The brain child of a Morwell aboriginal elder has grown to become the region’s biggest indigenous conference and has gone on to take out a national award for promoting reconciliation.
The 2011 Deadly in Gippsland Conference saw hundreds of people converge in Sale last November for a broad showcase of achievements and initiatives by and for the region’s indigenous communities.
Announced last week, the National Local Government Award for Promoting Reconciliation was awarded to Wellington Shire for their work in building relationships between indigenous and non-indigenous people.
Local aboriginal elder Esme Thompson, who was the initial driving force behind the first event held in Phillip Island in 2009, said the award was a proud reminder of how far the idea had evolved.

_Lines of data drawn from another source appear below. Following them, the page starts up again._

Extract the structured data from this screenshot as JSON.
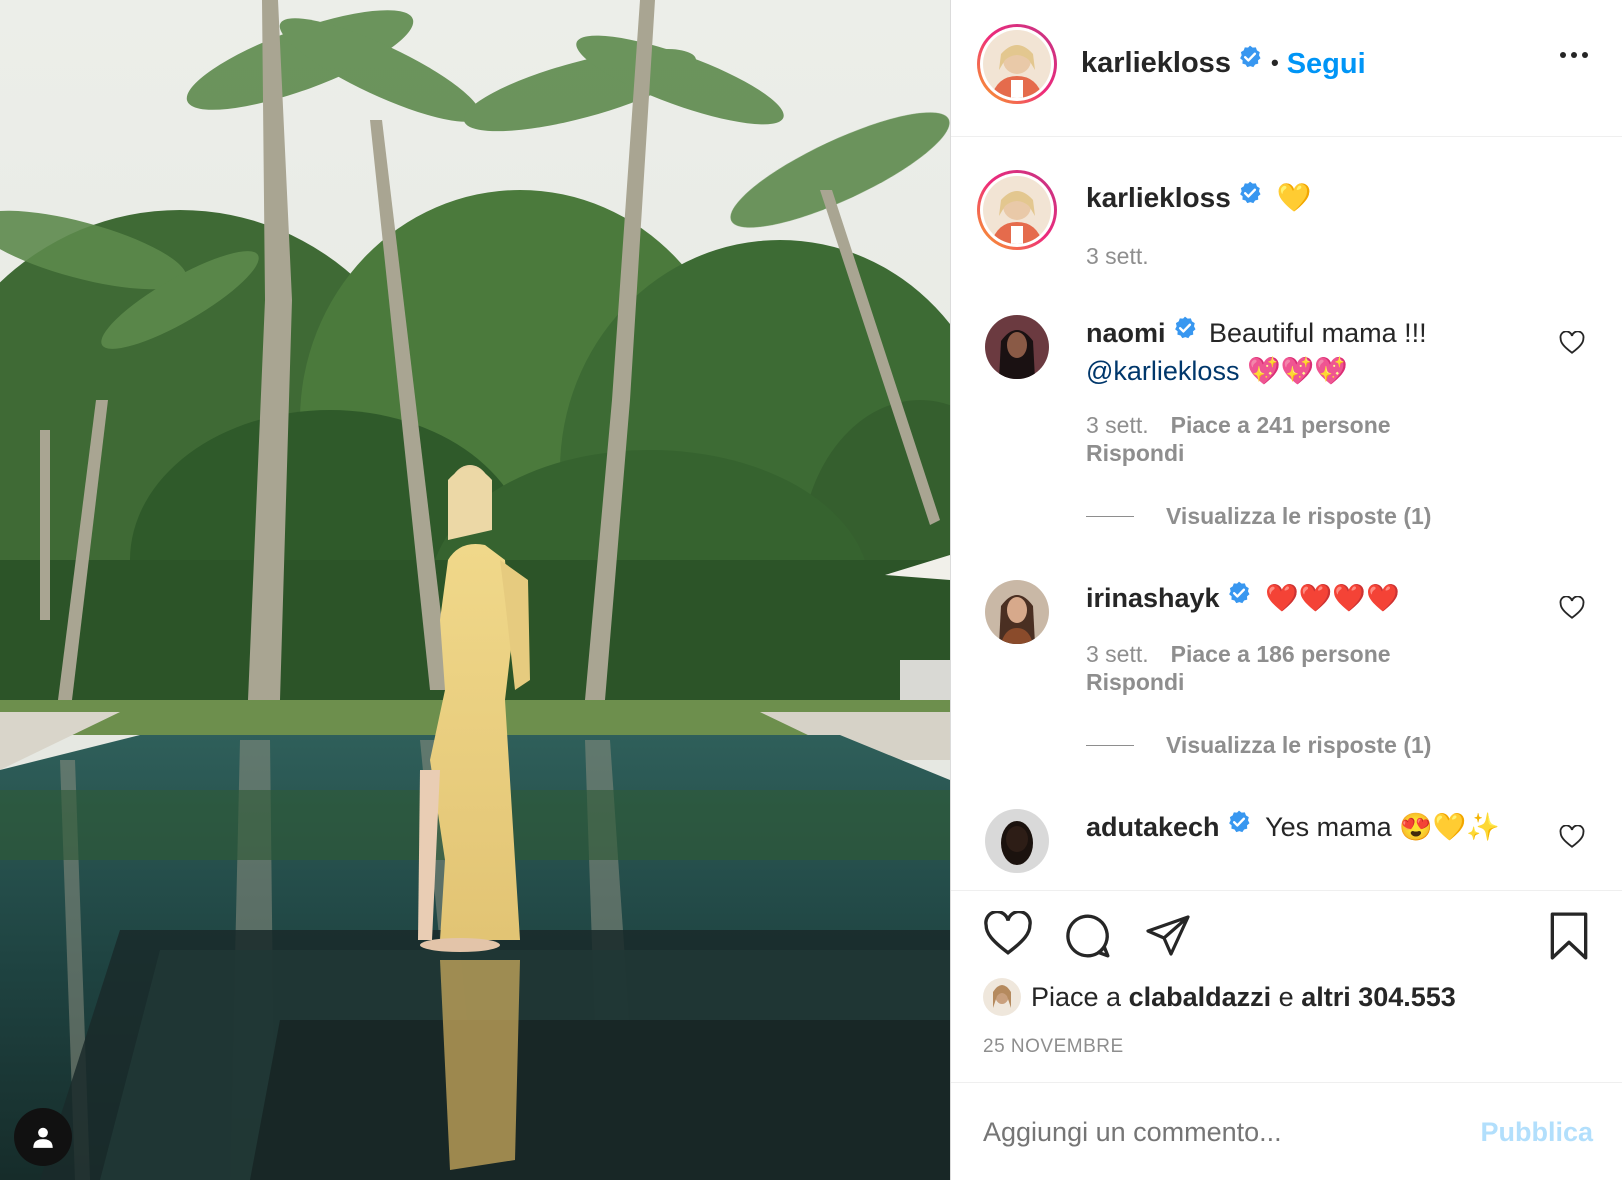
{
  "photo": {
    "alt_icon": "person-icon"
  },
  "header": {
    "username": "karliekloss",
    "separator": "•",
    "follow_label": "Segui"
  },
  "caption": {
    "username": "karliekloss",
    "text": "💛",
    "time": "3 sett."
  },
  "comments": [
    {
      "username": "naomi",
      "text_line1": "Beautiful mama !!!",
      "mention": "@karliekloss",
      "text_tail": "💖💖💖",
      "time": "3 sett.",
      "likes": "Piace a 241 persone",
      "reply_label": "Rispondi",
      "view_replies": "Visualizza le risposte (1)"
    },
    {
      "username": "irinashayk",
      "text_line1": "❤️❤️❤️❤️",
      "time": "3 sett.",
      "likes": "Piace a 186 persone",
      "reply_label": "Rispondi",
      "view_replies": "Visualizza le risposte (1)"
    },
    {
      "username": "adutakech",
      "text_line1": "Yes mama 😍💛✨"
    }
  ],
  "likes": {
    "prefix": "Piace a",
    "user": "clabaldazzi",
    "middle": "e",
    "others": "altri 304.553"
  },
  "date": "25 NOVEMBRE",
  "add_comment": {
    "placeholder": "Aggiungi un commento...",
    "post_label": "Pubblica"
  },
  "colors": {
    "link_blue": "#0095f6",
    "verified_blue": "#3897f0",
    "muted": "#8e8e8e",
    "post_disabled": "#b2dffc"
  }
}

“It’s about getting in and showing ourselves and everyone else that we do have it in us to have these ideas and make these ideas happen,” Ms Thompson said.
Ms Thompson said the event succeeded in promoting reconciliation through its focus on positive outcomes.
“Rather than looking at the negative sides about what’s going in our lives, from one end of Gippsland to the other, and we need plenty more of that (positive) exposure around the place,” she said.
Ms Thompson said while there was a good range of localised initiatives across the region, the Deadly in Gippsland conferences were the first region-wide snapshot of the local achievements.
“It initially was really just a huge community gathering of our people coming down and sharing it with ourselves and the white population, but they are already looking at holding more conferences in other areas around the state, so we don’t know how big this will get.” Wellington Shire mayor Peter Clearly said it was wonderful to be recognised at a national level for all the hard work that went into organising the event.
“Council is extremely proud of the work our officers and our co-hosts, of the Sale Local Indigenous Network have done to promote reconciliation through ‘Deep Listening’, helping encourage communication and increased participation across our community,” Mr Clearly said.
“The positive atmosphere experienced by all participants is helping to strengthen partnerships across … the greater Gippsland community, and will continue to do so over the coming years.”
‘Deadly’ is a word used by indigenous communities to mean ‘really good’ or ‘great’.